NEW YORK, NY.- Alertness is the hidden discipline of familiarity. The stairs are your mentor of things to come, the doors have always been there to frighten you and invite you, and the tiny speaker in the phone is your dream-ladder to divinity.
Put down the weight of your aloneness and ease into the conversation. The kettle is singing even as it pours you a drink, the cooking pots have left their arrogant aloofness and seen the good in you at last. All the birds and creatures of the world are unutterably themselves. Everything is waiting for you.1
The author of the above poem once said that there is no self that will survive a real conversation. The same can be said of an artist and his canvas. From awareness, alertness, intuition and instinct, the artist works. No self survives that conversation.
The form constitutes itself. And suddenly we have a flower before us. We dont ask what a flower means, nor if the curvature of a line is good or bad. The work doesnt say anything. Rather it does something. Relax, there are no symbols here to confuse you.2
If forced to speak on the matter, the artist reminds the examiner that if he were trying to speak, he would use words. As Cage points out, this is an invitation to relax and enjoy yourself. Enjoy the form, the line and color, the object.
Like collapsing into an armchair3 worn from years of service, relax and enjoy. Enjoy what you see. Enjoy the seeing. And new ways of seeing arise.
Michal Bohdankiewicz works from a formalist approach to painting, heavily influenced by the ensō tradition of Japanese ink painting. He draws from an inexhaustible well that bubbles forth from his large masses of black. The moments, the material, his body and its movements determine the form and its content. Like a good swing, one cannot pick up his or her head to watch the ball hit its mark. A skilled player trusts the swing. Bohdankiewicz trusts the work of his body. Alertness is the hidden discipline of familiarity. Michal Bohdankiewicz (b. 1990) was born, lives and works in Wroclaw, Poland. In 2016, he will graduate with a MFA from Wroclaw Academy of Fine Arts.
1 Excerpt from Everything is Waiting for You by David Whyte
2 " We are simpleminded enough to think that if we were saying something we would use words. We are rather doing something. The meaning of what we do is determined by each one who sees and hears it. At a recent performance . . . a student turned to a teacher and said, "What does it mean?" The teacher's reply was, "Relax, there are no symbols here to confuse you.
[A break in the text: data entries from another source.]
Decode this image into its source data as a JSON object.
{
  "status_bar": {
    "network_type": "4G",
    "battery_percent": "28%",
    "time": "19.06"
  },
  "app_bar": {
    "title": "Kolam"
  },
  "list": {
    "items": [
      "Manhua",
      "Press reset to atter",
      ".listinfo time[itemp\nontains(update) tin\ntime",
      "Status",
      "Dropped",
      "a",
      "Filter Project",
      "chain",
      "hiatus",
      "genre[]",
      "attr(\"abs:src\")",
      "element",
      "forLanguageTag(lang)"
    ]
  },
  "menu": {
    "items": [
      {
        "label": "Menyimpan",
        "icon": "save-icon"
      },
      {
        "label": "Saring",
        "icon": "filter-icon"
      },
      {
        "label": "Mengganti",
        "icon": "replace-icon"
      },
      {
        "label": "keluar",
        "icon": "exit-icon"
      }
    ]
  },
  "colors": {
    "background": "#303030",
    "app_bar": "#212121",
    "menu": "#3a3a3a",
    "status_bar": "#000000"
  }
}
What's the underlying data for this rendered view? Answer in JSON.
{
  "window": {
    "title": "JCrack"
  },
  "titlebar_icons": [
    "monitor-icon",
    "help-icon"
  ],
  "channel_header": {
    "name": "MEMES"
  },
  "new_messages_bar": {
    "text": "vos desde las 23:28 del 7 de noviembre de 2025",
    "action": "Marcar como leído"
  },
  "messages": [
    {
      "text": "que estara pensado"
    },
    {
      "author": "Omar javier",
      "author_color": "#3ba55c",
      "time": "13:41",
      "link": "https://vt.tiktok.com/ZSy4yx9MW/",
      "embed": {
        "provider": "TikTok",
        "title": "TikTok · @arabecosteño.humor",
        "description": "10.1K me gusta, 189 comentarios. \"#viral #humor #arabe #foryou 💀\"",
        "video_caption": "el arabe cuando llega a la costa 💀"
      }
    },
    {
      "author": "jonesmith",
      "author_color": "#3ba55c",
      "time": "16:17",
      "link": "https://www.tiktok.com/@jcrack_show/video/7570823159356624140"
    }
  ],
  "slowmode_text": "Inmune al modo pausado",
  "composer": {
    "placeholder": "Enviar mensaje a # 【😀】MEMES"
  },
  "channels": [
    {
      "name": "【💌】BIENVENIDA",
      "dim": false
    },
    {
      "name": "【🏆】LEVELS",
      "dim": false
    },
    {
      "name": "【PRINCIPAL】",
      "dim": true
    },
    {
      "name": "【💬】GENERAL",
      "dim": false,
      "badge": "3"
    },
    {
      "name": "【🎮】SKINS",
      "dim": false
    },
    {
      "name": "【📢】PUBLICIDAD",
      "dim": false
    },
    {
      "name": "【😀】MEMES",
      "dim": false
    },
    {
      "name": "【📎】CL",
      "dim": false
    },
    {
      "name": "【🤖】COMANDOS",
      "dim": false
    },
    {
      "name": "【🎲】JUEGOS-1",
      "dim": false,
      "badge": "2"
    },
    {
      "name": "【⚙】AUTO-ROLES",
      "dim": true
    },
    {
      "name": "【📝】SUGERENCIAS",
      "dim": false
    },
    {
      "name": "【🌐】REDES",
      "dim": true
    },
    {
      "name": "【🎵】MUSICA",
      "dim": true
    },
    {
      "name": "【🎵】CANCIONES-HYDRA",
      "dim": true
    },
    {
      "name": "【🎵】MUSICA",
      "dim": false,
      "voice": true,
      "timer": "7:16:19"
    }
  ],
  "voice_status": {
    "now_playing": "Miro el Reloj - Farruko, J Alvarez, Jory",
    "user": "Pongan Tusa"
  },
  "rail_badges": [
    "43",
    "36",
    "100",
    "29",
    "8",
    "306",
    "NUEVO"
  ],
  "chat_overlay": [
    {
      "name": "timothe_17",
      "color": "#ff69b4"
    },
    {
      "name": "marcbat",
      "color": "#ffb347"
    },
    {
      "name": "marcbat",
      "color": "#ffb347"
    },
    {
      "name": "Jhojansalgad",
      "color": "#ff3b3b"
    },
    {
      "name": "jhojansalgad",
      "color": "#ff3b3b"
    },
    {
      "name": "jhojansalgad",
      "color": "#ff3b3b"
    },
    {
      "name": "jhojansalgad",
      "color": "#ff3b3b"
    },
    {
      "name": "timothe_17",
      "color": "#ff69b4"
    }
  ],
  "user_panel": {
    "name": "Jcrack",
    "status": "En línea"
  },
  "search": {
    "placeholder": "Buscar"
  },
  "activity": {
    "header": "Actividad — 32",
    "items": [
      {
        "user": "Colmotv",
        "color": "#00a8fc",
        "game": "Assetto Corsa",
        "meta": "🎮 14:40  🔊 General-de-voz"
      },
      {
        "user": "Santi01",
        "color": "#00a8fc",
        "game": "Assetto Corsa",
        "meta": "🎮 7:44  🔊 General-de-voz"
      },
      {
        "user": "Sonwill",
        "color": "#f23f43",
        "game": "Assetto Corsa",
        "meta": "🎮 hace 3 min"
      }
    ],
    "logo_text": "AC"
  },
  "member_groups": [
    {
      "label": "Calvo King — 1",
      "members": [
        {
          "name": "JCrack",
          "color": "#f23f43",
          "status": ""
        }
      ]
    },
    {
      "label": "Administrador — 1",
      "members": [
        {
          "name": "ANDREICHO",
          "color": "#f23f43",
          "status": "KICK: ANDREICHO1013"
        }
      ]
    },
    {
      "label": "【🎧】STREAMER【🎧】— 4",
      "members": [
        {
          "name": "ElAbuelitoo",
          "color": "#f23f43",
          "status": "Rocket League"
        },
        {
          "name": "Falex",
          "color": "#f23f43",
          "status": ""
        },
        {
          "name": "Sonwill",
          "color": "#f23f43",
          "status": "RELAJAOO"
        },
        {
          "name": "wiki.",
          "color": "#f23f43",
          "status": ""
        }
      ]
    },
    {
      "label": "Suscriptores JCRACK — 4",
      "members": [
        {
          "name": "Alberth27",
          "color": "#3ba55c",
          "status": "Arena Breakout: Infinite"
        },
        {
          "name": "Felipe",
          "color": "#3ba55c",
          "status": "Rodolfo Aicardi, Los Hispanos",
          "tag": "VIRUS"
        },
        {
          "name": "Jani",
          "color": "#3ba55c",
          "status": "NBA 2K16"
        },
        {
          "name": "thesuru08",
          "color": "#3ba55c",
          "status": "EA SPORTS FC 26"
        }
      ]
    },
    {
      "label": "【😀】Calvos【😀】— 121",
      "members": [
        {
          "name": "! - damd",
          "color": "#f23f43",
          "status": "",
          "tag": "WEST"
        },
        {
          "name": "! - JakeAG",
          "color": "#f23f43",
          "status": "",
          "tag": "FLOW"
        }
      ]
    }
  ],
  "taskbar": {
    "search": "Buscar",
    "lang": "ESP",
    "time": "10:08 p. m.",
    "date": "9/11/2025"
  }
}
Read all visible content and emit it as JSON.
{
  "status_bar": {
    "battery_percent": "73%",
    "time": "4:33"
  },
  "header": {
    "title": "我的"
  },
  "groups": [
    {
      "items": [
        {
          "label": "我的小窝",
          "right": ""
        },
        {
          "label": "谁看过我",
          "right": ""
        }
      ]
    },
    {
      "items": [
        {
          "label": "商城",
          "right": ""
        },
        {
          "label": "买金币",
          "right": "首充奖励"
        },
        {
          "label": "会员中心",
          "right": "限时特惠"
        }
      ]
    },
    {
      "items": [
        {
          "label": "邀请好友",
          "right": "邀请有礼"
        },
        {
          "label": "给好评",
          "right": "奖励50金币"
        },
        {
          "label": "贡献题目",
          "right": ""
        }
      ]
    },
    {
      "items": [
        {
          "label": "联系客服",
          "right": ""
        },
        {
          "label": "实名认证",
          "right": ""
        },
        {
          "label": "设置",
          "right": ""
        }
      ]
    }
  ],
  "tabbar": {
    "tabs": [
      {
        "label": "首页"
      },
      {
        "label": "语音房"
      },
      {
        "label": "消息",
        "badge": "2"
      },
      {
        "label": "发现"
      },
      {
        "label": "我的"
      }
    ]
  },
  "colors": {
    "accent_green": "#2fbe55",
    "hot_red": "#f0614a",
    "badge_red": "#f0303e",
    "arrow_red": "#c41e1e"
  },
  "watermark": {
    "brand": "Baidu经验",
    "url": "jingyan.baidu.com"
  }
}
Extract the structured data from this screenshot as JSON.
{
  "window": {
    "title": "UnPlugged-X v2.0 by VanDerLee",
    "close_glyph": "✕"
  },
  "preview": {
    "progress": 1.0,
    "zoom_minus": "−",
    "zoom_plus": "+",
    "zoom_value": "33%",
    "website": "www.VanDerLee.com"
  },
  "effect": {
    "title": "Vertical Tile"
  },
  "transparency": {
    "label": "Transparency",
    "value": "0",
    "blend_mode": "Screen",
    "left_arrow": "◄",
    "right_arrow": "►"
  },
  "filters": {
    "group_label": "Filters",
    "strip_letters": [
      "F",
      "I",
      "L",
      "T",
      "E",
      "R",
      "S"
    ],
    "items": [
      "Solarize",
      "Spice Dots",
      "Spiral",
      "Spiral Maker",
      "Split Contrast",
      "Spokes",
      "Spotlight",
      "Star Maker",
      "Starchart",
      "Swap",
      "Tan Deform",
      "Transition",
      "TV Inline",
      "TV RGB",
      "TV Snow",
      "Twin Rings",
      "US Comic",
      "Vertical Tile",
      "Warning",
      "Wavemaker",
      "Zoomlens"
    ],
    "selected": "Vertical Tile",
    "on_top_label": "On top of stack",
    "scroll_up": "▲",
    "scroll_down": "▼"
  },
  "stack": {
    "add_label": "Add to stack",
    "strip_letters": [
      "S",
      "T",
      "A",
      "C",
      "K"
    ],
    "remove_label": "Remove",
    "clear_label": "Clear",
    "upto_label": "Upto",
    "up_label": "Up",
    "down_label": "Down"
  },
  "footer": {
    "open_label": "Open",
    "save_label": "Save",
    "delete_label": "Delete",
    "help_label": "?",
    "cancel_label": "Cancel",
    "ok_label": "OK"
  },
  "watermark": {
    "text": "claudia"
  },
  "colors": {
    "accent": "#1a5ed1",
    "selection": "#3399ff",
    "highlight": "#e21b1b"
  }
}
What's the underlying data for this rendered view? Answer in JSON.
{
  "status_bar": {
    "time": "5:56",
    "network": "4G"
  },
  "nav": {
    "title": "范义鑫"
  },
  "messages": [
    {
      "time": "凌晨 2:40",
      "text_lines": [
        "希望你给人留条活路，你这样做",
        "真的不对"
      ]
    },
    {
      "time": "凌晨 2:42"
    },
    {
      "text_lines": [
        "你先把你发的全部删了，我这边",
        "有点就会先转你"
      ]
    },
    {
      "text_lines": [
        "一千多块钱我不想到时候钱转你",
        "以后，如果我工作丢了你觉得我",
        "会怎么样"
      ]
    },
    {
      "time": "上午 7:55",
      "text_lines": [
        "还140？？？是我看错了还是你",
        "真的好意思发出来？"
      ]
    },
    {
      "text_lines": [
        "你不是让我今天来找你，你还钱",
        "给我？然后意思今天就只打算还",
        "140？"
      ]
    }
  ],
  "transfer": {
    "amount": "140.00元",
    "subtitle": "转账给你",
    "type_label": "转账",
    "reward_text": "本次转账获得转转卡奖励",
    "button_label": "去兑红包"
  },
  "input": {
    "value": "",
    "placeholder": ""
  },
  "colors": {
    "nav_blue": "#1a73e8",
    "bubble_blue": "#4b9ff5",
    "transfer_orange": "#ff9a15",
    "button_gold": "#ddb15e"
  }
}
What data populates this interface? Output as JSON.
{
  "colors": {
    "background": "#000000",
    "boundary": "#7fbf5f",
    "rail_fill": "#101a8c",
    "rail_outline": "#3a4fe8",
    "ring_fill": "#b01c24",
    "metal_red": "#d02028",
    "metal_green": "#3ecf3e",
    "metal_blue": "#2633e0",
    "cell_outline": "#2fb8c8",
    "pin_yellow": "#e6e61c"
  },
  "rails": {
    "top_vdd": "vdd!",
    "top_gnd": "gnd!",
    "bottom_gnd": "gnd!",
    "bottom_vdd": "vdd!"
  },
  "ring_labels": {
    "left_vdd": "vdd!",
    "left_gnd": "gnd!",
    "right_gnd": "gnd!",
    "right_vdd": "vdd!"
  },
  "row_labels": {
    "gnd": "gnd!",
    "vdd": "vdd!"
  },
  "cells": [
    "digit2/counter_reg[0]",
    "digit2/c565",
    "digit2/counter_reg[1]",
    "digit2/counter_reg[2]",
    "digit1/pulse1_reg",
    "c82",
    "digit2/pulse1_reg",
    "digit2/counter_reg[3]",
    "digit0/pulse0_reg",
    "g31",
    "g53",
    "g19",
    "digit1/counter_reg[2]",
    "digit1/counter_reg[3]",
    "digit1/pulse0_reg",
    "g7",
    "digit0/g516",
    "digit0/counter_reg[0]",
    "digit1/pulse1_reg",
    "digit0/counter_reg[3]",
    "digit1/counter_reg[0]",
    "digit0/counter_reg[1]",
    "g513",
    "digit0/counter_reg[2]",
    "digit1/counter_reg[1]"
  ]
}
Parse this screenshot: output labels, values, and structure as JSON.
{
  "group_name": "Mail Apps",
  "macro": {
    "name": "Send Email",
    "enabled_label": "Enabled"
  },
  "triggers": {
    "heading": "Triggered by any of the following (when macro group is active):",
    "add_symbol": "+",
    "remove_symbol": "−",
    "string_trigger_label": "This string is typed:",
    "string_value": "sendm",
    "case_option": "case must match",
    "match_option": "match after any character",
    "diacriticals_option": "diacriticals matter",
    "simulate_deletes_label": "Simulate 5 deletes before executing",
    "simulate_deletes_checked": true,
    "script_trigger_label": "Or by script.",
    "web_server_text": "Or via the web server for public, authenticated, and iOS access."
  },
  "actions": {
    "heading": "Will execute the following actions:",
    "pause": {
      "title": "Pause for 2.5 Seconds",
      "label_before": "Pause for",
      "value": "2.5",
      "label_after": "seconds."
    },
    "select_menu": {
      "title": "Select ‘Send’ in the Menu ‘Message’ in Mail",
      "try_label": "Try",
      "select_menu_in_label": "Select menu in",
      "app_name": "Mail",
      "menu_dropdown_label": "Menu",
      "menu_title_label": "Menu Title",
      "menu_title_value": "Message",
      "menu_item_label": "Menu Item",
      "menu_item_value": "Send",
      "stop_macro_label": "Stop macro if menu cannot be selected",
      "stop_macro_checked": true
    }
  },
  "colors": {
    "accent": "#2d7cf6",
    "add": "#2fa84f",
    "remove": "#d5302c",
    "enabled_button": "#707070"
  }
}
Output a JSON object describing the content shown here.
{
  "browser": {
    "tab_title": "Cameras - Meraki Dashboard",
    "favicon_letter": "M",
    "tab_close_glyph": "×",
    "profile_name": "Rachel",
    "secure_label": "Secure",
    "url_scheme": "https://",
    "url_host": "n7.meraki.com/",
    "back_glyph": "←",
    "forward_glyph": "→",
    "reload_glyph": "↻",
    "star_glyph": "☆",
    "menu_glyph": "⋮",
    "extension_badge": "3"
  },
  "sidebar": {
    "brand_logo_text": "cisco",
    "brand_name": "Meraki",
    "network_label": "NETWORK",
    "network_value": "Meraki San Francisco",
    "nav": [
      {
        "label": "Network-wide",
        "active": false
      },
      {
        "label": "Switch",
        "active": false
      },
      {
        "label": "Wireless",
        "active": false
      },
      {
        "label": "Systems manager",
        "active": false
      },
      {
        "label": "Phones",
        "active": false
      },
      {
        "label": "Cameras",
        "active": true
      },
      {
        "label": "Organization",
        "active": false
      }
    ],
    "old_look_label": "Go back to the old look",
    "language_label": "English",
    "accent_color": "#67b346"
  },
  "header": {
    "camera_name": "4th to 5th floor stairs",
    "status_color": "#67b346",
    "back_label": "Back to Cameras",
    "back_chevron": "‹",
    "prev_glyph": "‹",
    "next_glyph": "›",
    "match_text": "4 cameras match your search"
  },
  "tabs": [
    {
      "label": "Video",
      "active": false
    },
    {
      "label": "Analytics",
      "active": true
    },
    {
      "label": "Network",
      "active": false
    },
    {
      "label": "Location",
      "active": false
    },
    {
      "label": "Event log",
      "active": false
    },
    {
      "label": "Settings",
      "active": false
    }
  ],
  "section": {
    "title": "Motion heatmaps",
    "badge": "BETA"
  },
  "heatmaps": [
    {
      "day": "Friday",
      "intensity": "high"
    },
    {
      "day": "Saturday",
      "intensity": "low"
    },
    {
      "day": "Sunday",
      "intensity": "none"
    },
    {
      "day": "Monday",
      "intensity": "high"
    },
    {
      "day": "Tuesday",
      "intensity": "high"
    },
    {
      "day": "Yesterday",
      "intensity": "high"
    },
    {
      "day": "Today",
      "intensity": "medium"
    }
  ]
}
Enjoy yourself! (John Cage, 1961)
3 What I dream of is an art of balance, of purity and serenity [
] for example, a soothing, calming influence on the mind, something like a good armchair which provides relaxation from physical fatigue. (Henri Matisse)